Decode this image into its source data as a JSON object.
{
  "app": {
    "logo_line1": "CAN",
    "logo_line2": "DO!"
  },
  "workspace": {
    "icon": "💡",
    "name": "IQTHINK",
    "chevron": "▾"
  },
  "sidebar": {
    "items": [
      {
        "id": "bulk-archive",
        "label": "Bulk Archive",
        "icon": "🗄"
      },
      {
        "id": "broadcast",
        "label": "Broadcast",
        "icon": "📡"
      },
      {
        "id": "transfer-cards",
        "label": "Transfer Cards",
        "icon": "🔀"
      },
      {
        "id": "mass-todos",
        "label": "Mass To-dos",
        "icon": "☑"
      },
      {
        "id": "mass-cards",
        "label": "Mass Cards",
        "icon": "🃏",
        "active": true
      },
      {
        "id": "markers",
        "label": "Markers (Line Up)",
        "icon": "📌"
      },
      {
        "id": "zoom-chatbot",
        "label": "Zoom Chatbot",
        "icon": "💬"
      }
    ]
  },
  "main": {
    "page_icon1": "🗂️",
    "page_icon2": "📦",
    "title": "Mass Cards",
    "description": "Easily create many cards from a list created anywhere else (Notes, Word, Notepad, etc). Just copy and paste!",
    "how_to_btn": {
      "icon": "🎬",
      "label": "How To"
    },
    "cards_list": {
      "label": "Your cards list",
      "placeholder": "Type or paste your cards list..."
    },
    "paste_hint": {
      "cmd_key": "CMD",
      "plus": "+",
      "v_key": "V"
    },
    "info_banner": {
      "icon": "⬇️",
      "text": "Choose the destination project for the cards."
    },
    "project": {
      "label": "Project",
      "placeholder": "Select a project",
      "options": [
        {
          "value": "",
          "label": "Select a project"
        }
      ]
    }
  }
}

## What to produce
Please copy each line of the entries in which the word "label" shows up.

## Solved exercise
        "label": "Bulk Archive",
        "label": "Broadcast",
        "label": "Transfer Cards",
        "label": "Mass To-dos",
        "label": "Mass Cards",
        "label": "Markers (Line Up)",
        "label": "Zoom Chatbot",
      "label": "How To"
      "label": "Your cards list",
      "label": "Project",
          "label": "Select a project"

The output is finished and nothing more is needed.